How to complete this task:
Your job is to return every line of the listing holding the string "Recipient".

Input:
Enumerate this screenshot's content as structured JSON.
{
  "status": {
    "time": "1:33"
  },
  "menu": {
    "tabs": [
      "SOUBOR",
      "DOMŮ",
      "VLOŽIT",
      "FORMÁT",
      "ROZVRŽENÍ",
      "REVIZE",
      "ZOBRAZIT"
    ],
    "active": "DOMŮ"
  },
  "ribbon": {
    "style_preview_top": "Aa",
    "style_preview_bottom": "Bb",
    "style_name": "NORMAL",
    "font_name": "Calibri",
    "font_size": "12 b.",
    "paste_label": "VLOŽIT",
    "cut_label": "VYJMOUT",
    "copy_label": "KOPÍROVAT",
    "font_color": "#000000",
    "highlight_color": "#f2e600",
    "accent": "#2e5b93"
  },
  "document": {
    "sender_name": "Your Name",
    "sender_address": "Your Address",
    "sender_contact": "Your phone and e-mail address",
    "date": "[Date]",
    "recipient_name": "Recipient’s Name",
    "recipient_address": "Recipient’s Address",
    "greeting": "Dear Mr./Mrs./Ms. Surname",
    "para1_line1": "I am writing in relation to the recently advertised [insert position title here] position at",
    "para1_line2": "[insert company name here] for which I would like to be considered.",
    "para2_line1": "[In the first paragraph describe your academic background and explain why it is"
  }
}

Solution to this problem:
    "recipient_name": "Recipient’s Name",
    "recipient_address": "Recipient’s Address",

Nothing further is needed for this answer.